I remember a very important lesson that my father gave me when I was twelve or thirteen. He said, “You know, today I welded a perfect seam and I signed my name to it.” And I said, “But, Daddy, no one’s going to see it!” And he said, “Yeah, but I know it’s there.” So when I was working in kitchens, I did good work.
In this country American means white. Everybody else has to hyphenate.
How soon country people forget. When they fall in love with a city it is forever, and it is like forever. As though there never was a time when they didn’t love it. The minute they arrive at the train station or get off the ferry and glimpse the wide streets and the wasteful lamps lighting them, they know they are born for it. There, in a city, they are not so much new as themselves: their stronger, riskier selves.
You need intelligence, and you need to look. You need a gaze, a wide gaze, penetrating and roving — that’s what’s useful for art.
At some point in life the world’s beauty becomes enough. You don’t need to photograph, paint or even remember it. It is enough. No record of it needs to be kept and you don’t need someone to share it with or tell it to. When that happens — that letting go — you let go because you can.
Women’s rights is not only an abstraction, a cause; it is also a personal affair. It is not only about “us”; it is also about me and you. Just the two of us.
If you surrendered to the air, you could ride it.
What difference do it make if the thing you scared of is real or not?
There is really nothing more to say — except why. But since why is difficult to handle, one must take refuge in how.
Here is the house. It is green and white. It has a red door. It is very pretty.
Pretty woman, he thought. Pretty little black-skinned woman. Who wanted to kill for love, die for love. The pride, the conceit of these doormat women amazed him. They were always women who had been spoiled children.

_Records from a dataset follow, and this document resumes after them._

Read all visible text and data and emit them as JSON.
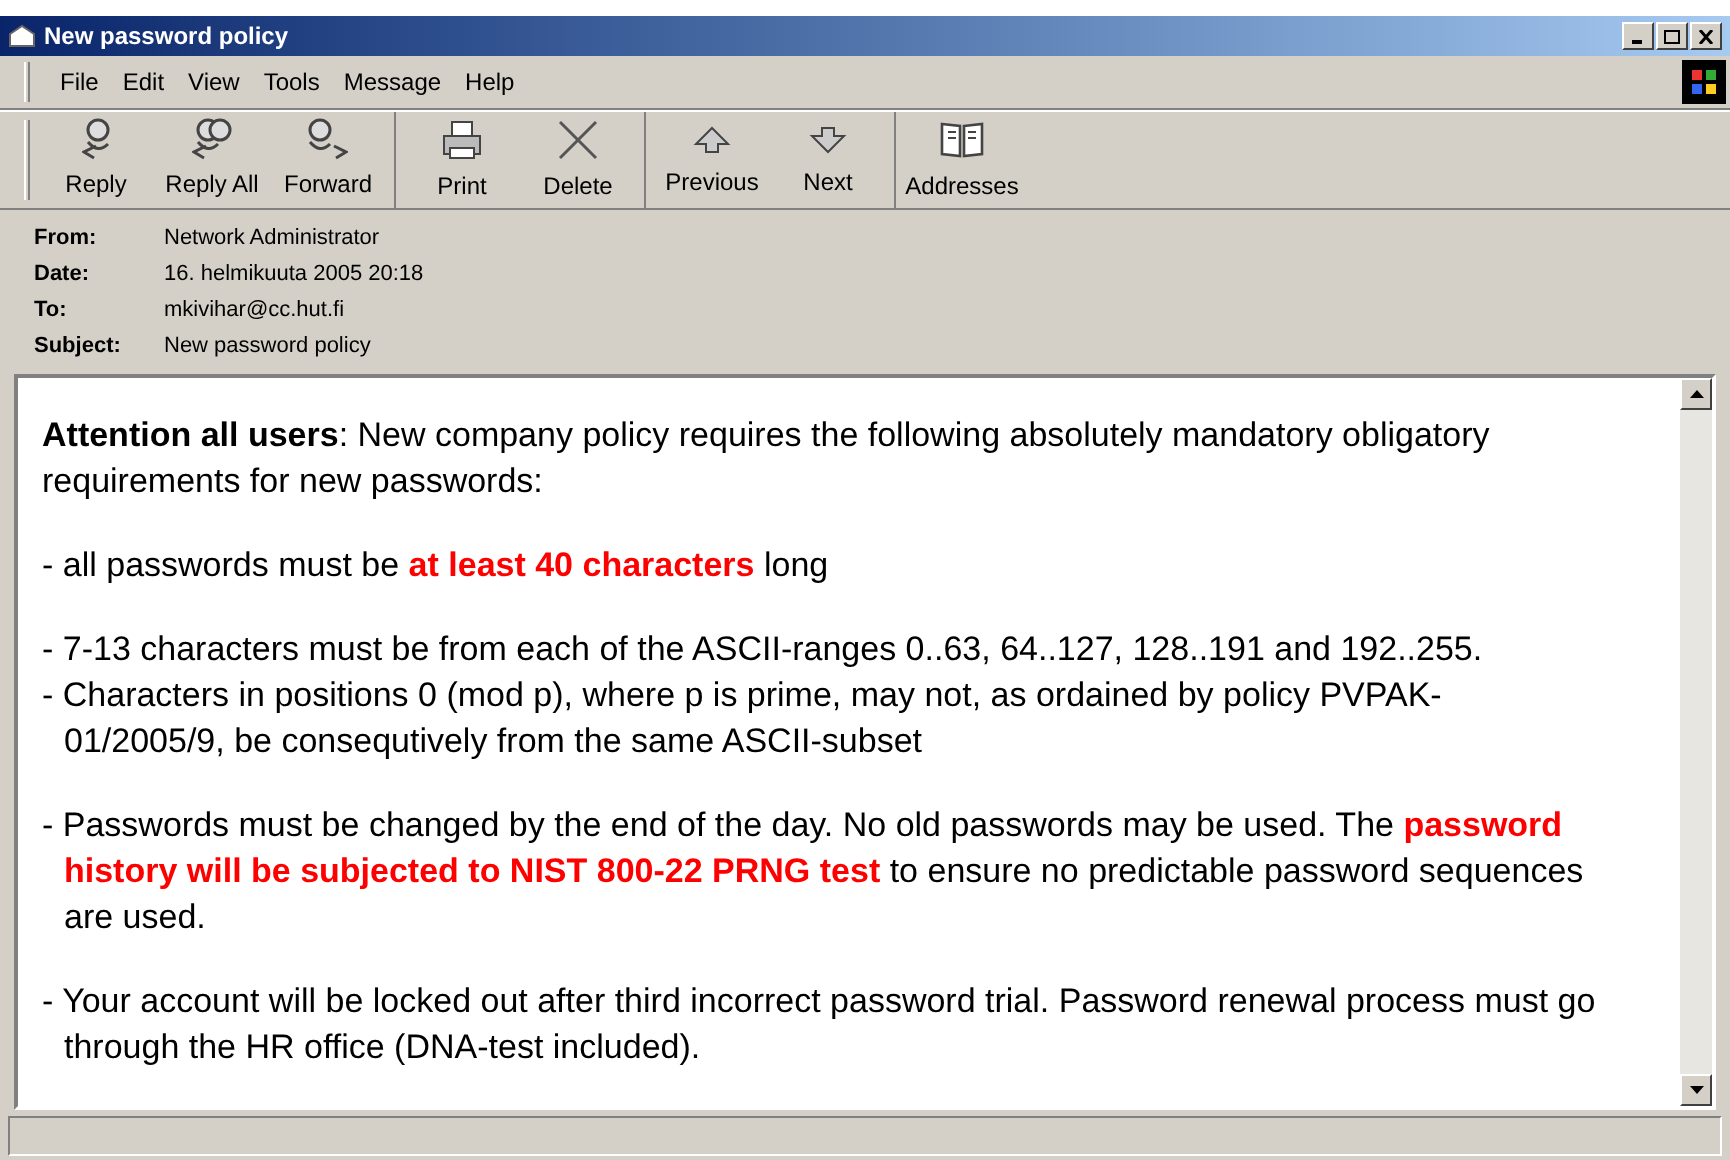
{
  "window": {
    "title": "New password policy"
  },
  "menu": [
    "File",
    "Edit",
    "View",
    "Tools",
    "Message",
    "Help"
  ],
  "toolbar": [
    [
      {
        "label": "Reply",
        "kind": "reply"
      },
      {
        "label": "Reply All",
        "kind": "replyall"
      },
      {
        "label": "Forward",
        "kind": "forward"
      }
    ],
    [
      {
        "label": "Print",
        "kind": "print"
      },
      {
        "label": "Delete",
        "kind": "delete"
      }
    ],
    [
      {
        "label": "Previous",
        "kind": "up"
      },
      {
        "label": "Next",
        "kind": "down"
      }
    ],
    [
      {
        "label": "Addresses",
        "kind": "book"
      }
    ]
  ],
  "headers": [
    {
      "label": "From:",
      "value": "Network Administrator"
    },
    {
      "label": "Date:",
      "value": "16. helmikuuta 2005 20:18"
    },
    {
      "label": "To:",
      "value": "mkivihar@cc.hut.fi"
    },
    {
      "label": "Subject:",
      "value": "New password policy"
    }
  ],
  "body": [
    [
      [
        {
          "text": "Attention all users",
          "kind": "bold"
        },
        {
          "text": ": New company policy requires the following absolutely mandatory obligatory requirements for new passwords:",
          "kind": "plain"
        }
      ]
    ],
    [
      [
        {
          "text": "- all passwords must be ",
          "kind": "plain"
        },
        {
          "text": "at least 40 characters",
          "kind": "alert"
        },
        {
          "text": " long",
          "kind": "plain"
        }
      ]
    ],
    [
      [
        {
          "text": "- 7-13 characters must be from each of the ASCII-ranges 0..63, 64..127, 128..191 and 192..255.",
          "kind": "plain"
        }
      ],
      [
        {
          "text": "- Characters in positions 0 (mod p), where p is prime, may not, as ordained by policy PVPAK-01/2005/9, be consequtively from the same ASCII-subset",
          "kind": "plain"
        }
      ]
    ],
    [
      [
        {
          "text": "- Passwords must be changed by the end of the day. No old passwords may be used. The ",
          "kind": "plain"
        },
        {
          "text": "password history will be subjected to NIST 800-22 PRNG test",
          "kind": "alert"
        },
        {
          "text": " to ensure no predictable password sequences are used.",
          "kind": "plain"
        }
      ]
    ],
    [
      [
        {
          "text": "- Your account will be locked out after third incorrect password trial. Password renewal process must go through the HR office (DNA-test included).",
          "kind": "plain"
        }
      ]
    ]
  ]
}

Whose whims had been taken seriously by adults and who grew up to be the stingiest, greediest people on earth and out of their stinginess grew their stingy little love that ate everything in sight. They could not believe or accept the fact that they were unloved; they believed that the world itself was off balance when it appeared as though they were not loved. Why did they think they were so lovable? Why did they think their brand of love was better than, or even as good as, anybody else’s? But they did. And they loved their love so much they would kill anybody who got in its way.
If there’s a book you really want to read, but it hasn’t been written yet, then you must write it.
This quote is attributed / unsourced.